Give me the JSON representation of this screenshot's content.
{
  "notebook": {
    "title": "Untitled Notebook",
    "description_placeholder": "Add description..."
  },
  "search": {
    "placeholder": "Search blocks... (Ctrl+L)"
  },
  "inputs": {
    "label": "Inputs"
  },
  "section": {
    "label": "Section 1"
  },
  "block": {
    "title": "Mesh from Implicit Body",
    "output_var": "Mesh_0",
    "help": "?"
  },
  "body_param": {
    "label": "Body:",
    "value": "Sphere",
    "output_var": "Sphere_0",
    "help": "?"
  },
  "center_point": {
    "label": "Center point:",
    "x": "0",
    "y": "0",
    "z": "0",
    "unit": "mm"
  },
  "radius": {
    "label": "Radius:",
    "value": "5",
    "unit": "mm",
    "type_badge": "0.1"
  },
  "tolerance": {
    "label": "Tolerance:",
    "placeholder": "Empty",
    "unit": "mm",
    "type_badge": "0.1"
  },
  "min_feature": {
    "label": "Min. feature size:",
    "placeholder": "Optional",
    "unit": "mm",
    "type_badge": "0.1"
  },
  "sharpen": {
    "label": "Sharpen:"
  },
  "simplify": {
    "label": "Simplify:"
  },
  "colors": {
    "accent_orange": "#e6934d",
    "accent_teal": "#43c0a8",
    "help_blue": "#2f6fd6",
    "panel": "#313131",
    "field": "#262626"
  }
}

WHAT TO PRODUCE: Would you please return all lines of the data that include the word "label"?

RESPONSE:
    "label": "Inputs"
    "label": "Section 1"
    "label": "Body:",
    "label": "Center point:",
    "label": "Radius:",
    "label": "Tolerance:",
    "label": "Min. feature size:",
    "label": "Sharpen:"
    "label": "Simplify:"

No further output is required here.